Review: Chicken Feet and Comfort Reading

No, no, I haven’t been cooking with chicken feet. Yes, I know it’s a thing. No, I really don’t plan to try it, although at least I know to take the chicken toenails off before serving.

chicken feetI’m talking about When Chicken Feet Cross the Highway by Alma Boykin. I’m always a sucker for Baba Yaga, having written the old crone into at least three of my own works by now. Heck, any Russian fairy tales and I’m there. Boykin brings a fresh, new approach to the old story, postulating that the old witch has been imported to America along with her daughter, and is in the real estate business when an Army sergeant home on leave discovers that his Babushka has gone missing. He knows it’s serious – the cat is almost dead. I won’t spoil the story, which isn’t very long, because you really should read it. Funny, clever, this is a well-done update of a very old story.

After the last book I read for review, I fell back on some comfort reads to cleanse my palate, as it were. Having made the happy discovery that a large number of Georgette Heyer novels are now available through Kindle Unlimited, those filled the bill. I started out with The Reluctant Widow, which I don’t remember having read before (note that I have read a lot of her work, over, oh, about 25 years. It’s entirely possible I’ve read and don’t remember it) and really enjoyed. Heyer at her best, pitching her characters into impossible situations that seem all too plausible, and the humour that arises from that.

The Reluctant’s peculiar premise is that a noble man, not desiring to inherit his cousin’s estate himself, shanghai’s a well-bred governess to marry the cousin and inherit all from him. There is also a falling-down house, loyal servants, witty banter, a dog who is at once irritating and adorable… really, what more could you want? I found myself giggling at several points in the tale. As the hero himself says early on, “It is certainly absurd.”

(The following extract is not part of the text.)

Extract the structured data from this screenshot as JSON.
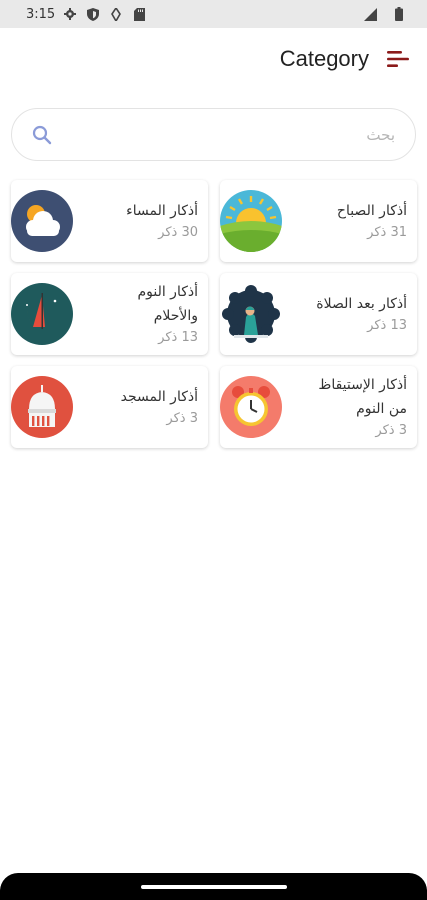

FoundlingThe other Heyer I’m reading is The Foundling, which I’m not liking quite as much, perhaps because I like my heroes just a touch more assertive than the very young and naive Gilly. Duke of Sales, he sets out to have an adventure, and he is beguiling, but more in watching him grow a bit, and pick up strays (like the titular Foundling) as he careers about the countryside. This is more of a family madcamp romp than it is a romance, by the way.

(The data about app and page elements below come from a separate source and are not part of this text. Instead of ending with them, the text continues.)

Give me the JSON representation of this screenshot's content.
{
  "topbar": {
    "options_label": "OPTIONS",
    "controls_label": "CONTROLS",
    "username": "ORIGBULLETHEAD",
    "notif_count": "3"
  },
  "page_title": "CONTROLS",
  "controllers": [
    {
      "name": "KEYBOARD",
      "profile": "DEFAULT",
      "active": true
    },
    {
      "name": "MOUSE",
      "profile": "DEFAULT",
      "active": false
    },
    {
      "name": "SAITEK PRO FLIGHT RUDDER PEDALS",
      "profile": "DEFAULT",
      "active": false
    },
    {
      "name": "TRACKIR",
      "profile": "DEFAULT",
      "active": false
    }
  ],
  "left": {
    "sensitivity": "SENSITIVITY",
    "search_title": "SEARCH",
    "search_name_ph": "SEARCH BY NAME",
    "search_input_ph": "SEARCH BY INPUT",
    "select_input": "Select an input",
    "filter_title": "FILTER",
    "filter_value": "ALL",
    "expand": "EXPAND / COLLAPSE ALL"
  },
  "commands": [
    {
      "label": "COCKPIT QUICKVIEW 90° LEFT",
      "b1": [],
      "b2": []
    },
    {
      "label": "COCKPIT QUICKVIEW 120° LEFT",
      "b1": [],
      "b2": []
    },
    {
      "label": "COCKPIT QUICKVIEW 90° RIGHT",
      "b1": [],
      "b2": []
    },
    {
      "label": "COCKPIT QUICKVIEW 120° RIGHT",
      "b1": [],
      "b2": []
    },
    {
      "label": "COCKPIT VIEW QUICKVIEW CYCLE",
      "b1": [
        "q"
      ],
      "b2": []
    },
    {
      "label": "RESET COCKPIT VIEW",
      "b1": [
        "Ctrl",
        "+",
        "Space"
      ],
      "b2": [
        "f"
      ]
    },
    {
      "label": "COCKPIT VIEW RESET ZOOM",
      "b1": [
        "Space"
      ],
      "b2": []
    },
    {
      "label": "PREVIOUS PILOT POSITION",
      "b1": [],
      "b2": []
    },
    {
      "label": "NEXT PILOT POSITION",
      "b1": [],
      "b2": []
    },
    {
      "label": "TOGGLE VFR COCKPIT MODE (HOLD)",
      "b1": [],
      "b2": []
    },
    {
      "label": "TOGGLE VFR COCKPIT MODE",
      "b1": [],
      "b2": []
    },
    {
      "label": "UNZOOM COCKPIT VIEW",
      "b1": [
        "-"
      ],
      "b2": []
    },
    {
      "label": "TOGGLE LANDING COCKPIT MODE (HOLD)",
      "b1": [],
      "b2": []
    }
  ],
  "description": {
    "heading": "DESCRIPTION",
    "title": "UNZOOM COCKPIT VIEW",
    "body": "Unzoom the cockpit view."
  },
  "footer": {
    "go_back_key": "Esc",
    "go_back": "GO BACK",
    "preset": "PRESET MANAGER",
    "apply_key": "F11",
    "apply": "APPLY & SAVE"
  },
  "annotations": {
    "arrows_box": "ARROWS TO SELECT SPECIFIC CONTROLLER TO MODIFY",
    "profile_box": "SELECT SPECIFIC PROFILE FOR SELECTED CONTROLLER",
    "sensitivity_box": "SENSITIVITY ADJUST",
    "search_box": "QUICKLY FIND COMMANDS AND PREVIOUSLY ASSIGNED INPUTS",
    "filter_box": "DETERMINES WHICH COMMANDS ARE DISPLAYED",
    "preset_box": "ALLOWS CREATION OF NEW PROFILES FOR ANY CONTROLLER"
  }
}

I have no idea what I’ll read next week. I’d been tearing through British mysteries (Allingham, Sayers, Christie, Todd…) but now that I’m writing I’ll slow down. I do have some non-fiction on the pile to dig into for a change of pace.